## [Exercise directions]
The result should be every line that contains the word "dribbble", taken from the material.

-*-*-

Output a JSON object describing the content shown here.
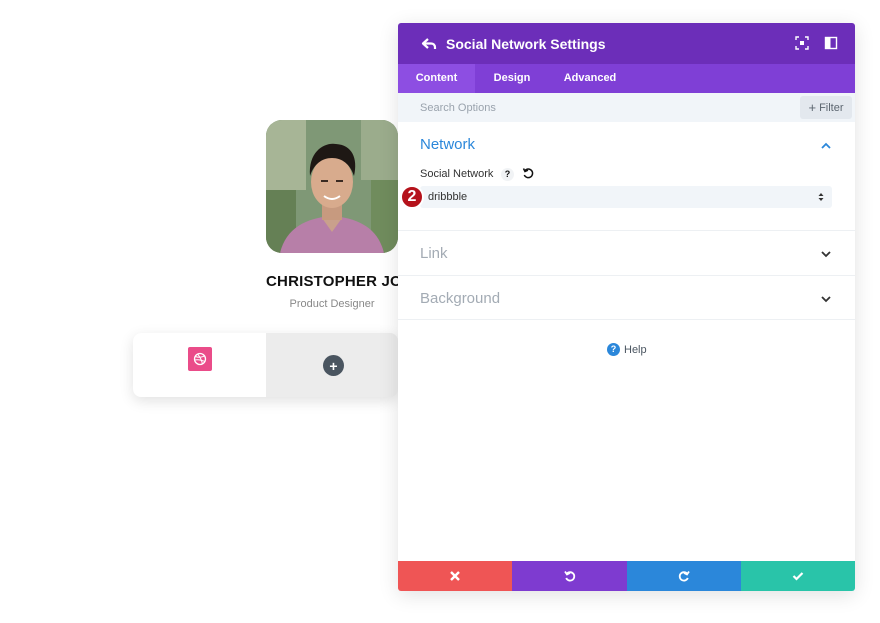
{
  "profile": {
    "name": "CHRISTOPHER JOE",
    "role": "Product Designer",
    "social_icon": "dribbble-icon",
    "add_icon": "plus-icon"
  },
  "panel": {
    "title": "Social Network Settings",
    "tabs": [
      {
        "label": "Content",
        "active": true
      },
      {
        "label": "Design",
        "active": false
      },
      {
        "label": "Advanced",
        "active": false
      }
    ],
    "search": {
      "placeholder": "Search Options"
    },
    "filter_label": "Filter",
    "sections": [
      {
        "title": "Network",
        "expanded": true
      },
      {
        "title": "Link",
        "expanded": false
      },
      {
        "title": "Background",
        "expanded": false
      }
    ],
    "field": {
      "label": "Social Network",
      "value": "dribbble",
      "step_badge": "2"
    },
    "help_label": "Help"
  },
  "colors": {
    "header": "#6c2eb9",
    "tabs": "#7f3fd6",
    "active_tab": "#8d4ee2",
    "section_active": "#2b87da",
    "cancel": "#ef5555",
    "undo": "#7e3bd0",
    "redo": "#2b87da",
    "save": "#29c4a9",
    "dribbble": "#ea4c89"
  }
}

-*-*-

## [Result for this task]
    "social_icon": "dribbble-icon",
      "value": "dribbble",
    "dribbble": "#ea4c89"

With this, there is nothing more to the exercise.